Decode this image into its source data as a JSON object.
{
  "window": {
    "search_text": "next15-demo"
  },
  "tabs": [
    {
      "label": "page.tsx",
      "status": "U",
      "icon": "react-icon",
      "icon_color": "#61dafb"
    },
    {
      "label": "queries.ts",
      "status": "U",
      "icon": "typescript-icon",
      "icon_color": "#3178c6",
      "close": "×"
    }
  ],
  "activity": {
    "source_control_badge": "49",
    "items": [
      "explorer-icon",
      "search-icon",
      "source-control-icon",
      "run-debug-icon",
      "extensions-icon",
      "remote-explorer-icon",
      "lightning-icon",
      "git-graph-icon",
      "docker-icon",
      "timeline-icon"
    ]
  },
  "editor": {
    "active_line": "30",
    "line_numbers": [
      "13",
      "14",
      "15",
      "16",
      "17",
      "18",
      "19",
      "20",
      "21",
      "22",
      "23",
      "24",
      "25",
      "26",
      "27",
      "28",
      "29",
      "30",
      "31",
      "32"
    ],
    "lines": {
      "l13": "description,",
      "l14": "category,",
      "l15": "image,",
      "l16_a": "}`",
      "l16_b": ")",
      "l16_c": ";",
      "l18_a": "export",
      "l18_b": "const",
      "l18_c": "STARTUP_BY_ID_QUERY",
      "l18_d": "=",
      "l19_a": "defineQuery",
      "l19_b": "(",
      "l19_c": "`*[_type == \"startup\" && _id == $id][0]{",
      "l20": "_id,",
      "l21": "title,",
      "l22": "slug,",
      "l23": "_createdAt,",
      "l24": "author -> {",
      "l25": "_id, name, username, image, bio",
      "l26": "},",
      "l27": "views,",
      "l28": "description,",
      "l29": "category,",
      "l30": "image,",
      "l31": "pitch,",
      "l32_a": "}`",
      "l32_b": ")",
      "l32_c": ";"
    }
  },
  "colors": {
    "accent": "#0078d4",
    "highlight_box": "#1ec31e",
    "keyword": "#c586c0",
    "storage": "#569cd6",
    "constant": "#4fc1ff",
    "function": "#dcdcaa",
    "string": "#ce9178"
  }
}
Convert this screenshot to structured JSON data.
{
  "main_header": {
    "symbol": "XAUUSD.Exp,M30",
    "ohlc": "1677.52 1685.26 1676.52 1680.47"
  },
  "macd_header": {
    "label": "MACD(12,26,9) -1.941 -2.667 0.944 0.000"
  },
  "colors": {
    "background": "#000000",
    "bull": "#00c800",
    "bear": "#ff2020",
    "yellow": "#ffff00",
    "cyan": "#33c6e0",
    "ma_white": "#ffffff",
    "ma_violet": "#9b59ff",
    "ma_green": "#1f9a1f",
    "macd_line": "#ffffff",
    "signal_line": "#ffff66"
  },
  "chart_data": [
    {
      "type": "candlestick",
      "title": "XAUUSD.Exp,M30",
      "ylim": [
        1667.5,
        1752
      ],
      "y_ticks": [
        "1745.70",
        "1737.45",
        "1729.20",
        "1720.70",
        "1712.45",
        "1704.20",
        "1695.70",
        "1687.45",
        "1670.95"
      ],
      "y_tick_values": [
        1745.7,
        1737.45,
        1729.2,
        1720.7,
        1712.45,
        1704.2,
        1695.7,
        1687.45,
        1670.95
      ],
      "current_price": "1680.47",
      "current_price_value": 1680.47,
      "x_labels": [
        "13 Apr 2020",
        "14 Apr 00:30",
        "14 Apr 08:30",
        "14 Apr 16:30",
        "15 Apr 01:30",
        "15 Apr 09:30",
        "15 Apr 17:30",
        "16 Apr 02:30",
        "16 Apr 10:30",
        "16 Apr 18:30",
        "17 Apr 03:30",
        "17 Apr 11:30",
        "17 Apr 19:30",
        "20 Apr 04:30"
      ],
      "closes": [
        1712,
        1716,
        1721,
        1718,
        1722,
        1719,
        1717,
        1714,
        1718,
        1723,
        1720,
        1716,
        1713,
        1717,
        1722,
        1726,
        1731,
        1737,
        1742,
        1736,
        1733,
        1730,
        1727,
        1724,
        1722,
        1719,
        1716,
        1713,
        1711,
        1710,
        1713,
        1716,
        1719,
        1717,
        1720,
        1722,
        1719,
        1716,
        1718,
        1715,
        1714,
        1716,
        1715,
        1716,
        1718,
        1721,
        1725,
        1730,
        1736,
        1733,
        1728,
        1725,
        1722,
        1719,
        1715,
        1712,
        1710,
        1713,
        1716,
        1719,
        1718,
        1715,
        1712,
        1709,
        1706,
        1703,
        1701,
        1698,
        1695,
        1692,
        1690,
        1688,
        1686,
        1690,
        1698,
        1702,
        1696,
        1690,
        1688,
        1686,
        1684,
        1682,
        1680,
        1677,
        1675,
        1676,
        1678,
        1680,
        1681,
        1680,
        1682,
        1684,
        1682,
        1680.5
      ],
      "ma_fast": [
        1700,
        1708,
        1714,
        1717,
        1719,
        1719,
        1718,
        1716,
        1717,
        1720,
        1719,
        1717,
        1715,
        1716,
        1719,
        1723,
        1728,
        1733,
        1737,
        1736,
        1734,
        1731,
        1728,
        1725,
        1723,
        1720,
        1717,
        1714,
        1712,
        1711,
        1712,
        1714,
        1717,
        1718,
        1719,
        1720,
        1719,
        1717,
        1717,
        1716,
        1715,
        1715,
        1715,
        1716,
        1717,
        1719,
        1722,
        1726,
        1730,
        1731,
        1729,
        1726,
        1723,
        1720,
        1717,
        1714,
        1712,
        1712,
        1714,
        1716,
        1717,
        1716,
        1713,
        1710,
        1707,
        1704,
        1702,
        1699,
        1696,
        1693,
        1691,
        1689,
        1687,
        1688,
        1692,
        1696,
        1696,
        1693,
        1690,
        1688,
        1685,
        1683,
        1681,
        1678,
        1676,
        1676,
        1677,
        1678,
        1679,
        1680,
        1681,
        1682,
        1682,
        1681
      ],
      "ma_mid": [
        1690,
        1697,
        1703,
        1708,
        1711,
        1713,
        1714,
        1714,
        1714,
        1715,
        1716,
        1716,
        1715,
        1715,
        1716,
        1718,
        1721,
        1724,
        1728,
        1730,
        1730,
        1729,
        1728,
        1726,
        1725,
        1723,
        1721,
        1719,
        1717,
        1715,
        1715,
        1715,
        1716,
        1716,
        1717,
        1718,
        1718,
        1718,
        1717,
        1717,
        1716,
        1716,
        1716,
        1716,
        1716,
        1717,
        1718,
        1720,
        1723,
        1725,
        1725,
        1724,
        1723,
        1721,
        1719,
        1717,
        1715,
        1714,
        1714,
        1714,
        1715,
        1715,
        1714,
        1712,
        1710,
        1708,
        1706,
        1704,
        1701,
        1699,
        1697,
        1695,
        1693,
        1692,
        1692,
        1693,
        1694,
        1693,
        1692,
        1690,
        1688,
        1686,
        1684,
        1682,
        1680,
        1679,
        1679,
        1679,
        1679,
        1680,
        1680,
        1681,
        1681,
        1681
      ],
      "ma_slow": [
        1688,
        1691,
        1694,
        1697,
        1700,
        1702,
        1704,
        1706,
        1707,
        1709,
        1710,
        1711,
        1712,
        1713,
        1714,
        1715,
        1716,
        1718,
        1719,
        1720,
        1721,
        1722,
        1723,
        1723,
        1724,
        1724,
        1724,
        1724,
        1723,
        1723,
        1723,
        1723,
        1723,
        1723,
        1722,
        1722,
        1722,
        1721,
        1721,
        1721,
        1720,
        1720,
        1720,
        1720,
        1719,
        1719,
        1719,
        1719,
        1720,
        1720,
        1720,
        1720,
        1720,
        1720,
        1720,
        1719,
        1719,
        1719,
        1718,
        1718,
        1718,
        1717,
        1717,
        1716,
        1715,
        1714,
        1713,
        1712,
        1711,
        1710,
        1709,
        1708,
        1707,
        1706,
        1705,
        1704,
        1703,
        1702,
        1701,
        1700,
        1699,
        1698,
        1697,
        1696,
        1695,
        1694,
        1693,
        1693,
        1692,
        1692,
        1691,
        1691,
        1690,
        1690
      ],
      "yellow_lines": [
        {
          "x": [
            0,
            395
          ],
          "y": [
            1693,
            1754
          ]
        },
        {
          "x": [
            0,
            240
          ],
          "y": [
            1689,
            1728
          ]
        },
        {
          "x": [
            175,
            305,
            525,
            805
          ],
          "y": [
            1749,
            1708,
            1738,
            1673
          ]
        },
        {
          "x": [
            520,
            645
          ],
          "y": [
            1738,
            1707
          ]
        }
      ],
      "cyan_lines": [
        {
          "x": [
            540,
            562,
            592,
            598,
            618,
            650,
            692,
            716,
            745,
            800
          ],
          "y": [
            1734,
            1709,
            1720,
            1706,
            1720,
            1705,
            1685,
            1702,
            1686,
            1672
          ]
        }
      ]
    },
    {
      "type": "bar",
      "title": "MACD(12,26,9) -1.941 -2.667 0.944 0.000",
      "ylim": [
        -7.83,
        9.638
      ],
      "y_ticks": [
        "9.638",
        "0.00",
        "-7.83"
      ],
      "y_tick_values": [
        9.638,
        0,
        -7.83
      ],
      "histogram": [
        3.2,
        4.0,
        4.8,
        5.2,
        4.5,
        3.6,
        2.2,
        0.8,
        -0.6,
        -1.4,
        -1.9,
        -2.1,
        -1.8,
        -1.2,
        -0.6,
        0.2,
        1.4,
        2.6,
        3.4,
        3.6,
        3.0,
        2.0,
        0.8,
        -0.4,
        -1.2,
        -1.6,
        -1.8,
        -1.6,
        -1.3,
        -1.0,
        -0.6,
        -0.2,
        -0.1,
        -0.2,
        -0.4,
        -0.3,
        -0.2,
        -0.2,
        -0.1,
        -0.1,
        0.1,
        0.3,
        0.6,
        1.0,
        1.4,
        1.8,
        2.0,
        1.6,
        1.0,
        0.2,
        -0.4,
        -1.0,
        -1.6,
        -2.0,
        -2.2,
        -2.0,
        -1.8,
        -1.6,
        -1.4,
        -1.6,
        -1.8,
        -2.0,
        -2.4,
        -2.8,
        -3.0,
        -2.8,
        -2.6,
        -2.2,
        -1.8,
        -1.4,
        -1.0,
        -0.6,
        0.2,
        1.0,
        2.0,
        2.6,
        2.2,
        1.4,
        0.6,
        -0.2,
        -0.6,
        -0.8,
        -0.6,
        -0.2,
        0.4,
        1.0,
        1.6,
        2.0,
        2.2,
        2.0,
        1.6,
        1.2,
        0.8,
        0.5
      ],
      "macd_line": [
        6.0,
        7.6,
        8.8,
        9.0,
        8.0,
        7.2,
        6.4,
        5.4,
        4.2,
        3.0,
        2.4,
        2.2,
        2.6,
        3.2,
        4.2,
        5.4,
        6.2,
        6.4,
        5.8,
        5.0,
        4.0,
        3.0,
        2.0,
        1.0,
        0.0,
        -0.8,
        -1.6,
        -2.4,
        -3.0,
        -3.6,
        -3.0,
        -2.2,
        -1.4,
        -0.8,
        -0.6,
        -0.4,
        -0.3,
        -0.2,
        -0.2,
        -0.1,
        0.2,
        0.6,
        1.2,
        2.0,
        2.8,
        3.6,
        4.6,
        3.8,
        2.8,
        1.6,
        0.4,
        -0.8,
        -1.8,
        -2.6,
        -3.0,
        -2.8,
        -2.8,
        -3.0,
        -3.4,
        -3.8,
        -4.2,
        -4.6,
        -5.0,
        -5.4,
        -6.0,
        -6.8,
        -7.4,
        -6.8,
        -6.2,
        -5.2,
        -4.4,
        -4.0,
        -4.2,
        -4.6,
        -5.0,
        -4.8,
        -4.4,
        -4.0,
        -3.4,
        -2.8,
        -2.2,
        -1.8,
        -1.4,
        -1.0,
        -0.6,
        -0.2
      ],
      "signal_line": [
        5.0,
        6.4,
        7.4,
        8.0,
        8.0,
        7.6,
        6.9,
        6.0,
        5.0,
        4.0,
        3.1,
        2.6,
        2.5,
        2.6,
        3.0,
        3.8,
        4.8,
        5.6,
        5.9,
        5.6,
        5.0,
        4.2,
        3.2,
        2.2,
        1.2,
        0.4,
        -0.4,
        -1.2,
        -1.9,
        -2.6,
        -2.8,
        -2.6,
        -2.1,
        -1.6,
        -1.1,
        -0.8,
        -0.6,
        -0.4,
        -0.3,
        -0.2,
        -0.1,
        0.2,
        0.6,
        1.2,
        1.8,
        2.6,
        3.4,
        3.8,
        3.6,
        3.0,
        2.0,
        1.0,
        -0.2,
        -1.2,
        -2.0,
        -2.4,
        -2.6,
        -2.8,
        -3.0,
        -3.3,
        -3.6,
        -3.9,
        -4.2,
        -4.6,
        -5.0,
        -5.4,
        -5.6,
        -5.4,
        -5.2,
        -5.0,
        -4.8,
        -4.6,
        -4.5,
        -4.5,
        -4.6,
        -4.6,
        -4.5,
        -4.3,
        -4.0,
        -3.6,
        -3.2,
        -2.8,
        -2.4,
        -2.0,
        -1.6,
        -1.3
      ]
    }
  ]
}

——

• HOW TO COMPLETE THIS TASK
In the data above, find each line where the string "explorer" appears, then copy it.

• RESULT FOR THIS EXERCISE
      "explorer-icon",
      "remote-explorer-icon",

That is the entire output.